Exercise prompt. In the records below, find each line that holds "Manage" and return it.

Dataset records.
__________

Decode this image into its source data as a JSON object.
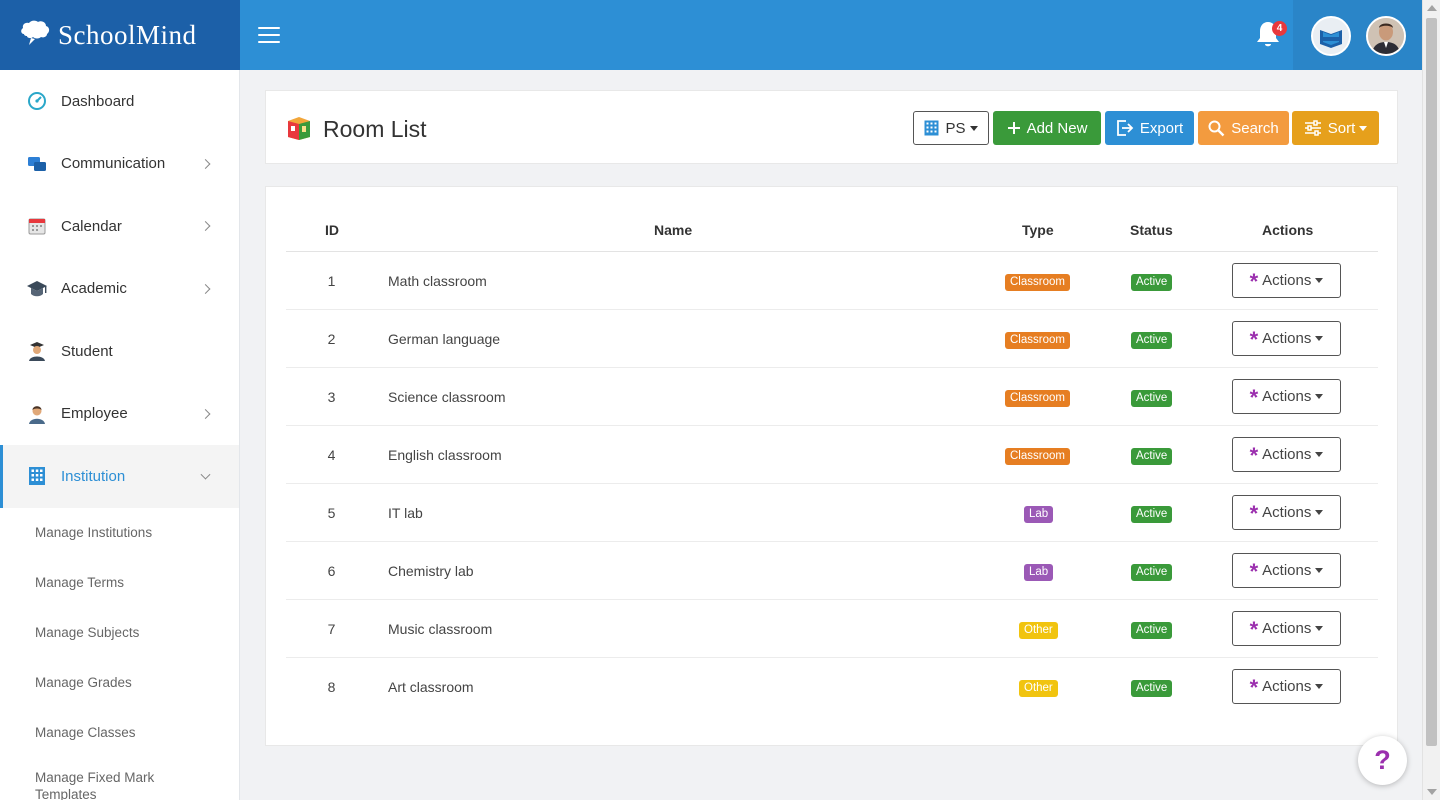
{
  "brand": {
    "name": "SchoolMind"
  },
  "topbar": {
    "notification_count": "4"
  },
  "sidebar": {
    "items": [
      {
        "label": "Dashboard",
        "icon": "dashboard-icon",
        "has_children": false
      },
      {
        "label": "Communication",
        "icon": "chat-icon",
        "has_children": true
      },
      {
        "label": "Calendar",
        "icon": "calendar-icon",
        "has_children": true
      },
      {
        "label": "Academic",
        "icon": "graduation-cap-icon",
        "has_children": true
      },
      {
        "label": "Student",
        "icon": "student-icon",
        "has_children": false
      },
      {
        "label": "Employee",
        "icon": "employee-icon",
        "has_children": true
      },
      {
        "label": "Institution",
        "icon": "building-icon",
        "has_children": true,
        "active": true
      }
    ],
    "subitems": [
      "Manage Institutions",
      "Manage Terms",
      "Manage Subjects",
      "Manage Grades",
      "Manage Classes",
      "Manage Fixed Mark Templates"
    ]
  },
  "header": {
    "title": "Room List",
    "buttons": {
      "ps": "PS",
      "add": "Add New",
      "export": "Export",
      "search": "Search",
      "sort": "Sort"
    }
  },
  "table": {
    "columns": {
      "id": "ID",
      "name": "Name",
      "type": "Type",
      "status": "Status",
      "actions": "Actions"
    },
    "rows": [
      {
        "id": "1",
        "name": "Math classroom",
        "type": "Classroom",
        "status": "Active",
        "action": "Actions"
      },
      {
        "id": "2",
        "name": "German language",
        "type": "Classroom",
        "status": "Active",
        "action": "Actions"
      },
      {
        "id": "3",
        "name": "Science classroom",
        "type": "Classroom",
        "status": "Active",
        "action": "Actions"
      },
      {
        "id": "4",
        "name": "English classroom",
        "type": "Classroom",
        "status": "Active",
        "action": "Actions"
      },
      {
        "id": "5",
        "name": "IT lab",
        "type": "Lab",
        "status": "Active",
        "action": "Actions"
      },
      {
        "id": "6",
        "name": "Chemistry lab",
        "type": "Lab",
        "status": "Active",
        "action": "Actions"
      },
      {
        "id": "7",
        "name": "Music classroom",
        "type": "Other",
        "status": "Active",
        "action": "Actions"
      },
      {
        "id": "8",
        "name": "Art classroom",
        "type": "Other",
        "status": "Active",
        "action": "Actions"
      }
    ]
  },
  "colors": {
    "topbar": "#2d8fd5",
    "brand_bg": "#1c60a8",
    "classroom": "#e67e22",
    "lab": "#9b59b6",
    "other": "#f1c40f",
    "active": "#3a9a3a"
  },
  "help": {
    "label": "?"
  }
}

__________

Result of the exercise.
      "Manage Institutions",
      "Manage Terms",
      "Manage Subjects",
      "Manage Grades",
      "Manage Classes",
      "Manage Fixed Mark Templates"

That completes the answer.